→ Collected data
——

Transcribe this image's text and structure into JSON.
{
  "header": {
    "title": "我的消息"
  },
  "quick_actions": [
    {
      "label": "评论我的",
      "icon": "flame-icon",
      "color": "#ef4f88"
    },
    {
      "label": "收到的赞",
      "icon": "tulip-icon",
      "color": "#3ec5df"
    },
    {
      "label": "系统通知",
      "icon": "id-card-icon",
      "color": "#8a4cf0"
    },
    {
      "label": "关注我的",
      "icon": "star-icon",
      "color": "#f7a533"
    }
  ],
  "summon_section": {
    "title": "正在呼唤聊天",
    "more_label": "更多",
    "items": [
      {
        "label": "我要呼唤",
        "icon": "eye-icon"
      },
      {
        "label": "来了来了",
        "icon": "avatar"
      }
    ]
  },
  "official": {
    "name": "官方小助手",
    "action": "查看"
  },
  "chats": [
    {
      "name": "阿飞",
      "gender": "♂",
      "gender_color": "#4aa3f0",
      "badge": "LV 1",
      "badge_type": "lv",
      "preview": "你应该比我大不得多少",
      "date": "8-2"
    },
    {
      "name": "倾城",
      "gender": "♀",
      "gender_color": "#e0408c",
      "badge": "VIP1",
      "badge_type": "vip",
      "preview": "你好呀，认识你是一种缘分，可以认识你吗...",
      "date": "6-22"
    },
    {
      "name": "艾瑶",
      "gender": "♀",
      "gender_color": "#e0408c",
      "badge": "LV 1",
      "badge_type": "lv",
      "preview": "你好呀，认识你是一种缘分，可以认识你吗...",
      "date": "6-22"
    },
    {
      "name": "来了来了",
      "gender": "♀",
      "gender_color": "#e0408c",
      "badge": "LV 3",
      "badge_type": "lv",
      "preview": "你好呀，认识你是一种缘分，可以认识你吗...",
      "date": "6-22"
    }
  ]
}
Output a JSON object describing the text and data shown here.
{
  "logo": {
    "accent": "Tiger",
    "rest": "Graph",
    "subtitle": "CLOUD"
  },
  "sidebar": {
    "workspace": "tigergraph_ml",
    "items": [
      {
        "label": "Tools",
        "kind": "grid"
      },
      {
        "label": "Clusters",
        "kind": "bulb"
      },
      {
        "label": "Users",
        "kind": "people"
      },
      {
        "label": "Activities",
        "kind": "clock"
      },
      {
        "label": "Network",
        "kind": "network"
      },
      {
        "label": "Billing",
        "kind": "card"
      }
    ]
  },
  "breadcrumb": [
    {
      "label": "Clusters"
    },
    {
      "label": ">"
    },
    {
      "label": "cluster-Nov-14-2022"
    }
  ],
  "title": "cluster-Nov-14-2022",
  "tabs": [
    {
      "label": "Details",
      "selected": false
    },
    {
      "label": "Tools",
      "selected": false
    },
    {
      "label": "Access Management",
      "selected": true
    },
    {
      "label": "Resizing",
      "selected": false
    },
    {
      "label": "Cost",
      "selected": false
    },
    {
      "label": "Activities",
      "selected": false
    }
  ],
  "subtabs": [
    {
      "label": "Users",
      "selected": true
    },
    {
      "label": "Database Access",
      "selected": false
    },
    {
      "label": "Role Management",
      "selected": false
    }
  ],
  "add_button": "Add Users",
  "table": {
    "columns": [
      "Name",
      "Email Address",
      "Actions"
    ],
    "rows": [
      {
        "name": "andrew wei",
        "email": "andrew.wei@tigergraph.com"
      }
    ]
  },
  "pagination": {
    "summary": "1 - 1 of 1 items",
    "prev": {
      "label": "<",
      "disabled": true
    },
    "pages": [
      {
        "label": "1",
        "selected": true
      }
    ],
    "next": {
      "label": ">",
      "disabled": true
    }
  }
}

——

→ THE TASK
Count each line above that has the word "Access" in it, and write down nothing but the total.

→ REPLY TO THE EXERCISE
2